One of the few downfalls of being raised in a country the whole world wants to come to us is that we may unconsciously develop geographic or cultural blinders. As children of immigrant parents from a Spanish-speaking country, we took Spanish in school because our parents made us, so we wouldn’t lose our mother tongue. We weren’t really prepared for class because we weren’t that interested. We merely hoped that teacher wouldn’t call on us.
Now, close your eyes and take yourself back to that Spanish class. The teacher calls on you. What does La señora ignora la receta del arroz con pollo mean? Ah, the language gods had smiled upon you. You knew what señora and arroz con pollo mean. And there, in the middle of it all, ignora: close to the English “ignore.” A gimme. “The lady ignores the recipe for chicken and rice,” you proudly proclaim. And this being another era, the teacher throws the chalkboard eraser at you. You’ve just been harshly introduced to what linguists call a “false cognate,” which is a pair of words that look almost the same but have completely different meanings. In this case, ignorar in Spanish usually means to be unaware, while “ignore” in English means willful disregard.
The above was a harmless example, but things get trickier. Consider the statement, un gran porcentaje de latinoamericanos ignora que fumar puede causar cáncer. The likely intended meaning for this is that a large percentage of Latin Americans are unaware that smoking may cause cancer. Therefore, if this statement is translated as “a large percentage of Latin Americans ignore that smoking causes cancer,” then –based on common English usage in the United States—it would communicate that they are aware but choose to disregard the information.

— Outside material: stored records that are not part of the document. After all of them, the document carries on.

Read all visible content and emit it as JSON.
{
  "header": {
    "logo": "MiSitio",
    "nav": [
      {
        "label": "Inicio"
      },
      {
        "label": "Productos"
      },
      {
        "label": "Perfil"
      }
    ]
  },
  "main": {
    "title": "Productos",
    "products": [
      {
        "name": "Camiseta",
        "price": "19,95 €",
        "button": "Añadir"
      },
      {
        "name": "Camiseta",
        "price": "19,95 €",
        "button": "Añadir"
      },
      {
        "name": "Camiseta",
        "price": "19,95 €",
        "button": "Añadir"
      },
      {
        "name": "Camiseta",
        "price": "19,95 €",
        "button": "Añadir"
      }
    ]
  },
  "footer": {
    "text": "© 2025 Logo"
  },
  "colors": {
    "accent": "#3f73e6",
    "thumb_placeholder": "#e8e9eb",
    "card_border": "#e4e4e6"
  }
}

Are flying chalkboard erasers and humorous (hopefully) blog posts were the only consequences of false cognates? Hardly. If a false cognate makes its way into the translation of a document to be introduced as evidence in litigation, or to be included in an immigration petition, the consequences can range from humorous to dire. Here’s another example in Spanish of something that might appear in a formal document:
Spanish Original: La carpeta del empleado contiene una nota sobre su rendimiento decepcionante durante el trimestre pasado.
False Cognate Intrusion: “The employee’s carpet includes a note on his deceiving rendering during the last quarter.”
Correct Spanish-English Translation: “The employee’s file includes an entry on his disappointing performance during the last quarter.”
To be fair to Spanish, every language has its own culprits. The French slather their delicious butter on their pain (as in “ouch” or “boo-boo”), while you mostly slather butter on bread. Brazilians have 40 or 50 parentes, and there you are with just two parents (though you do have 40 or 50 relatives). In our world of professional translation, these and other false cognates (or amigos falsos as they’re known in Spanish or faux amis as they’re known in French) are well known. They’re not well known, however, to your cousin who will charge you a fraction of what a professional translation agency will, or maybe even do the translation for free.
Between our experienced, vetted translators and our obsessive quality control staff, we make sure that false cognates don’t make their way into your important translation. We look out for them, we see them, we vanquish them … and then we blog about them. You can learn more about us at www.transformaonline.com. If you need our translation services, please email us at firstname.lastname@example.org, or call us at 305-722-3827.